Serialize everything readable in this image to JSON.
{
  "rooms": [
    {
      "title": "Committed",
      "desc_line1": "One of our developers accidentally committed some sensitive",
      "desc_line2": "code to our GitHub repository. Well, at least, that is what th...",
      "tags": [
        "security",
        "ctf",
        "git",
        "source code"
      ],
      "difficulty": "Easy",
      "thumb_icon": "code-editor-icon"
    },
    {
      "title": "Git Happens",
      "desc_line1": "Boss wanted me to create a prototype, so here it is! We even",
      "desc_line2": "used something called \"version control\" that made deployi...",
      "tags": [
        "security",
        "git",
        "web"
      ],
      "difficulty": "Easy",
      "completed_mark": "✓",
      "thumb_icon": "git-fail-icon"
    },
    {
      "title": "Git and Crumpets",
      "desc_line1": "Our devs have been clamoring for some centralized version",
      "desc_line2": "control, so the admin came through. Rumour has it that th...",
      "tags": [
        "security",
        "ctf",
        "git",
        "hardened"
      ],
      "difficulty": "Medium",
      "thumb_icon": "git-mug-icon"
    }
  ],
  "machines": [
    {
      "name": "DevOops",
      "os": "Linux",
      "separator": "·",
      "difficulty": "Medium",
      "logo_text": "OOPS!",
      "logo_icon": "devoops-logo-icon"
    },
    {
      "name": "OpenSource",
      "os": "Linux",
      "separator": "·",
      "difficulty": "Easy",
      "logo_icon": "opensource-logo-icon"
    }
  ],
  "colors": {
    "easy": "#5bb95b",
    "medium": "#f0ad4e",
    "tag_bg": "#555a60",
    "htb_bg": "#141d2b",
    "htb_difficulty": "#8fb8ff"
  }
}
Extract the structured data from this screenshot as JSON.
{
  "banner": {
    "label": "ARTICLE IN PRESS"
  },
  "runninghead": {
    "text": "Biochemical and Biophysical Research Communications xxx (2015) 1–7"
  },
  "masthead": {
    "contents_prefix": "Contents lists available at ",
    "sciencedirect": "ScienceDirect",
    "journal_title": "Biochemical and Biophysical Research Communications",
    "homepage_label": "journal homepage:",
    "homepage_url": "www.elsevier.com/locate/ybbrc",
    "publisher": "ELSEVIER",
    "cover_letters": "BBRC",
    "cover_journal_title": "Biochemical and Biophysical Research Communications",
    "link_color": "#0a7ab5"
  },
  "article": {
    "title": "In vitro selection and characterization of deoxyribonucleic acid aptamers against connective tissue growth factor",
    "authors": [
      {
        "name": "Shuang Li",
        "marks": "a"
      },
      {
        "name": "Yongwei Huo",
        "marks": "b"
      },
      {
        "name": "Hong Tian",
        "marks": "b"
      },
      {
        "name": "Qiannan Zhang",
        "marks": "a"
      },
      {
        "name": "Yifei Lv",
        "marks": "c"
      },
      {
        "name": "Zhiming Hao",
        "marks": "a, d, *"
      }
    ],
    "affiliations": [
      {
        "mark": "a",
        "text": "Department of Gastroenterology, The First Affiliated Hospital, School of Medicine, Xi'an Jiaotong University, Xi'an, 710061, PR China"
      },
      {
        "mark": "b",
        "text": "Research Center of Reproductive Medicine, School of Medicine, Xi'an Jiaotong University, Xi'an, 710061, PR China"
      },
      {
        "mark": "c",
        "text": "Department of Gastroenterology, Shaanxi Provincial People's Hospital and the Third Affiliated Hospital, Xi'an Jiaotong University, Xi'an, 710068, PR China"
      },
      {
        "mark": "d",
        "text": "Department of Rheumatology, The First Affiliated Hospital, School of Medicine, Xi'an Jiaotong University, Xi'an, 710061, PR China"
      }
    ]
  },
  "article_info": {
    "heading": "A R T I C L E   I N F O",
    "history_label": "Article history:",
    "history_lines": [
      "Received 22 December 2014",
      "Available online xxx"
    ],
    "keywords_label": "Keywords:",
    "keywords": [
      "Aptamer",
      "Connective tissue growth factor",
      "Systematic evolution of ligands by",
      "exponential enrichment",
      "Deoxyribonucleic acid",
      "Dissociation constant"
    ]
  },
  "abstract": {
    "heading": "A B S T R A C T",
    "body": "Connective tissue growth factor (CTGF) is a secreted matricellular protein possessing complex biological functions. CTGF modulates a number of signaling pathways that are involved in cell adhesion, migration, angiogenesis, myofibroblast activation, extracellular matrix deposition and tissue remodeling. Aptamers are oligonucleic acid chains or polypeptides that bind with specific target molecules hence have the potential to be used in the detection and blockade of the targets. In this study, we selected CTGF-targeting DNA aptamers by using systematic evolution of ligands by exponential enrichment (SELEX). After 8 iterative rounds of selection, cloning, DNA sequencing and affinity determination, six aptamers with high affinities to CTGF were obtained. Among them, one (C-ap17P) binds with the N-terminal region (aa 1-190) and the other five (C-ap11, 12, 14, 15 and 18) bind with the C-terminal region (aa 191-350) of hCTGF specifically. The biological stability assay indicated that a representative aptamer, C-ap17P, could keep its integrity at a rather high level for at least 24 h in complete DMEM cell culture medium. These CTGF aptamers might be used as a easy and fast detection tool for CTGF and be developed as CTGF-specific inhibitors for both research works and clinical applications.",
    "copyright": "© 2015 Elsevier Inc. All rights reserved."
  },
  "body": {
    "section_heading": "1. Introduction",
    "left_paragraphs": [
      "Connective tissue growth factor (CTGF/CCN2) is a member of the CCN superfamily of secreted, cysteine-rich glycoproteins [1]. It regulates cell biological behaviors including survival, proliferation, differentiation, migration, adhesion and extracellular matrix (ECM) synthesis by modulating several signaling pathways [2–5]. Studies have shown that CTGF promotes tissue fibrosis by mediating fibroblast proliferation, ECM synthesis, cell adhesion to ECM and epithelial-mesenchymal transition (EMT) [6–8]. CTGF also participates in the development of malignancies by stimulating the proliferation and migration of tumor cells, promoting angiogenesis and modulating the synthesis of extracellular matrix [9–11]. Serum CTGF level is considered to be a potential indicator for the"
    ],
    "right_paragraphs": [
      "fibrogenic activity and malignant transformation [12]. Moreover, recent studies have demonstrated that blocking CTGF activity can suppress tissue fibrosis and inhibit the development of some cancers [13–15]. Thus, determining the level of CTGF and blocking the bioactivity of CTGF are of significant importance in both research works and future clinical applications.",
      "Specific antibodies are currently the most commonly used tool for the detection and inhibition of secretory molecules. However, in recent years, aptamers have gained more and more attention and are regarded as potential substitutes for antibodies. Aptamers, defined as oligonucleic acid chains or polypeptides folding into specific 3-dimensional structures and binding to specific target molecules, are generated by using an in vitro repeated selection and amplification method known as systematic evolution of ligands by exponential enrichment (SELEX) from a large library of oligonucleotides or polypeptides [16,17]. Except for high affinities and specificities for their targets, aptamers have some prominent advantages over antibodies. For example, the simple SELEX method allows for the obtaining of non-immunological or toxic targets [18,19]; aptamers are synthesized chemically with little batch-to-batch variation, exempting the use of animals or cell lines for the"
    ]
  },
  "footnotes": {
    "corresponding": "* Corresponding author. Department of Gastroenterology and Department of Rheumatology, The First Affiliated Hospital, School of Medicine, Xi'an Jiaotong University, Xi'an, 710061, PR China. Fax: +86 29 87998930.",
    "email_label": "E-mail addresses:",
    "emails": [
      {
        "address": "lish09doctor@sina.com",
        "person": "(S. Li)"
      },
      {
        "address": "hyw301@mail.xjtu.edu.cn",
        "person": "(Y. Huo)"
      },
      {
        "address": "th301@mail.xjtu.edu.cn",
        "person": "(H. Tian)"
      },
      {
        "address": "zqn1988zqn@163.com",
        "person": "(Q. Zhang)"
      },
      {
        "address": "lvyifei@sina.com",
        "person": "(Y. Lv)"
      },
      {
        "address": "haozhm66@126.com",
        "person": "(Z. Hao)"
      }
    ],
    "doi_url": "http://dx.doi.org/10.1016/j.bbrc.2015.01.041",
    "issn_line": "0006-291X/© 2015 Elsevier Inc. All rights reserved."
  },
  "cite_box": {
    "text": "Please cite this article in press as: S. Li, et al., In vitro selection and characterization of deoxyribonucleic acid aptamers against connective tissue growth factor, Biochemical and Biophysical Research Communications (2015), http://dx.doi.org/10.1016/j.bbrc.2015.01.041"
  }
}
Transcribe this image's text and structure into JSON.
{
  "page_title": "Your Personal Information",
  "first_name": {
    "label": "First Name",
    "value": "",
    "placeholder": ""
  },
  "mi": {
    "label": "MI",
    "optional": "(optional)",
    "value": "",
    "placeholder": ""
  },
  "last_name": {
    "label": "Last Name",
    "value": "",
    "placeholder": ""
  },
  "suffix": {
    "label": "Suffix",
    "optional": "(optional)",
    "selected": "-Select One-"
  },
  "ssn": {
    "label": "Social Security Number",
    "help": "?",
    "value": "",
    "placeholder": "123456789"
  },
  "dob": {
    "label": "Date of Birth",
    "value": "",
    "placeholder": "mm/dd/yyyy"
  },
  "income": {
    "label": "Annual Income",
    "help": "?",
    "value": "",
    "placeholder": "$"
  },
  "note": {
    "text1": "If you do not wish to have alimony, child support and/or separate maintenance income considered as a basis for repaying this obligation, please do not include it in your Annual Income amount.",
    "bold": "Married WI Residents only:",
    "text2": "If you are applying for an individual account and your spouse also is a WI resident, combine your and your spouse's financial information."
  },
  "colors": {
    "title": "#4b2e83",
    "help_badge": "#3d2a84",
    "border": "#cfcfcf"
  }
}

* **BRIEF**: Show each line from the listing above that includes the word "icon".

* **TASK OUTPUT**:
      "thumb_icon": "code-editor-icon"
      "thumb_icon": "git-fail-icon"
      "thumb_icon": "git-mug-icon"
      "logo_icon": "devoops-logo-icon"
      "logo_icon": "opensource-logo-icon"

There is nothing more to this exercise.